*** Opening SOURCE DATA ***

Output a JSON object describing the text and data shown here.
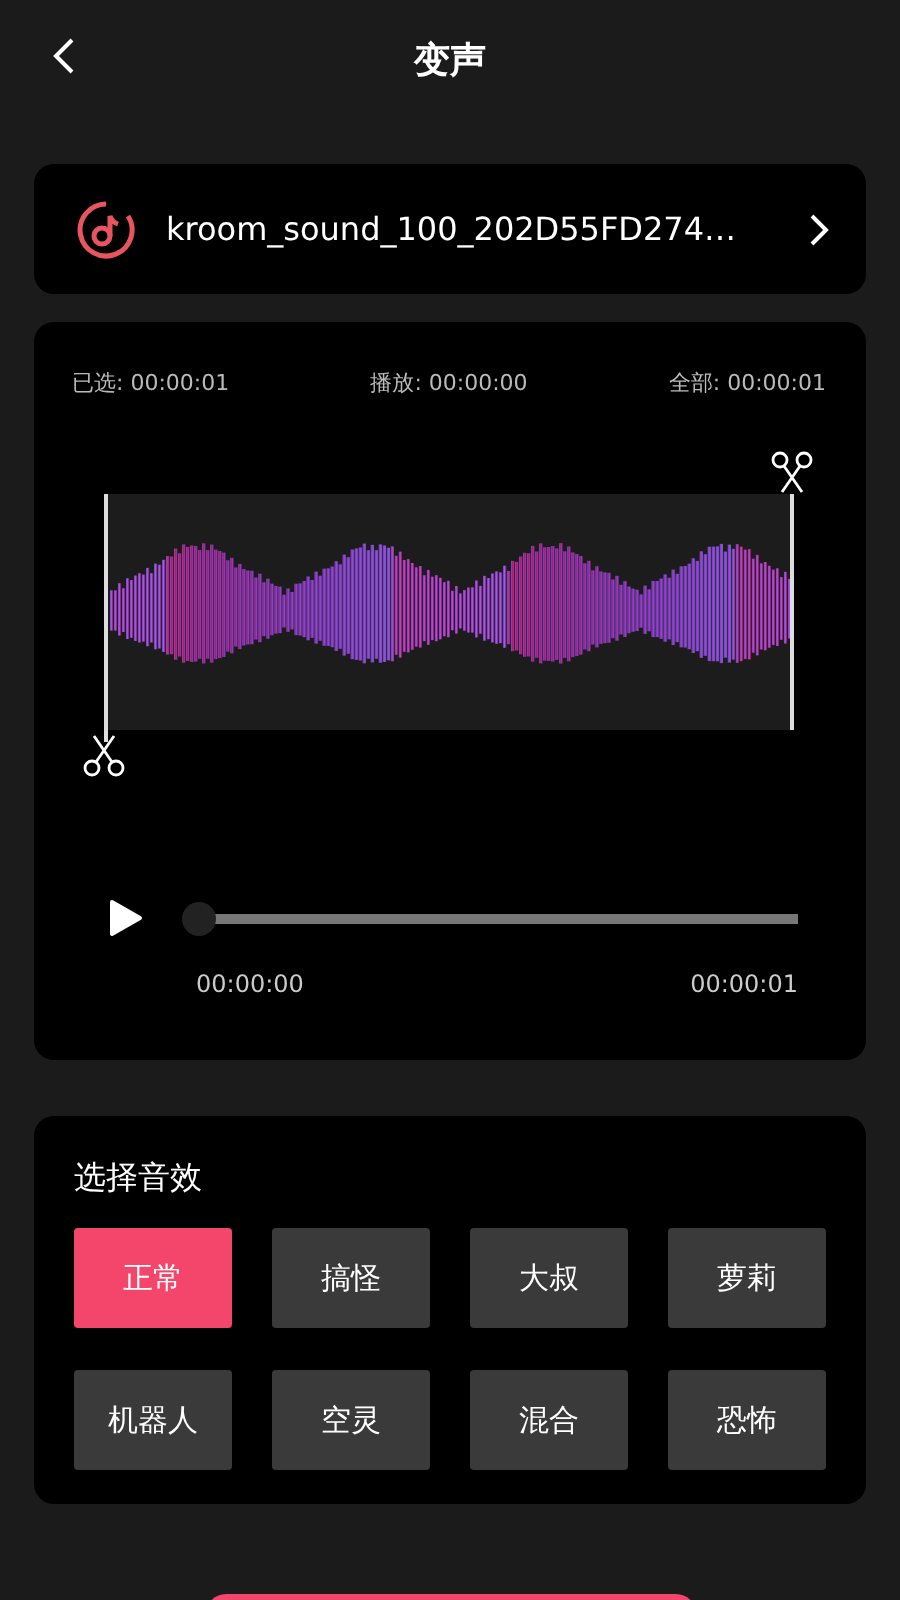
{
  "header": {
    "title": "变声"
  },
  "file": {
    "name": "kroom_sound_100_202D55FD274…"
  },
  "editor": {
    "selected_label": "已选:",
    "selected_time": "00:00:01",
    "play_label": "播放:",
    "play_time": "00:00:00",
    "total_label": "全部:",
    "total_time": "00:00:01",
    "player": {
      "level": 0,
      "current": "00:00:00",
      "duration": "00:00:01"
    }
  },
  "effects": {
    "title": "选择音效",
    "items": [
      {
        "label": "正常",
        "selected": true
      },
      {
        "label": "搞怪",
        "selected": false
      },
      {
        "label": "大叔",
        "selected": false
      },
      {
        "label": "萝莉",
        "selected": false
      },
      {
        "label": "机器人",
        "selected": false
      },
      {
        "label": "空灵",
        "selected": false
      },
      {
        "label": "混合",
        "selected": false
      },
      {
        "label": "恐怖",
        "selected": false
      }
    ]
  }
}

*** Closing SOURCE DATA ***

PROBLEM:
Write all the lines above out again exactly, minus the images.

EXERCISE RESULT:
Output a JSON object describing the text and data shown here.
{
  "header": {
    "title": "变声"
  },
  "file": {
    "name": "kroom_sound_100_202D55FD274…"
  },
  "editor": {
    "selected_label": "已选:",
    "selected_time": "00:00:01",
    "play_label": "播放:",
    "play_time": "00:00:00",
    "total_label": "全部:",
    "total_time": "00:00:01",
    "player": {
      "level": 0,
      "current": "00:00:00",
      "duration": "00:00:01"
    }
  },
  "effects": {
    "title": "选择音效",
    "items": [
      {
        "label": "正常",
        "selected": true
      },
      {
        "label": "搞怪",
        "selected": false
      },
      {
        "label": "大叔",
        "selected": false
      },
      {
        "label": "萝莉",
        "selected": false
      },
      {
        "label": "机器人",
        "selected": false
      },
      {
        "label": "空灵",
        "selected": false
      },
      {
        "label": "混合",
        "selected": false
      },
      {
        "label": "恐怖",
        "selected": false
      }
    ]
  }
}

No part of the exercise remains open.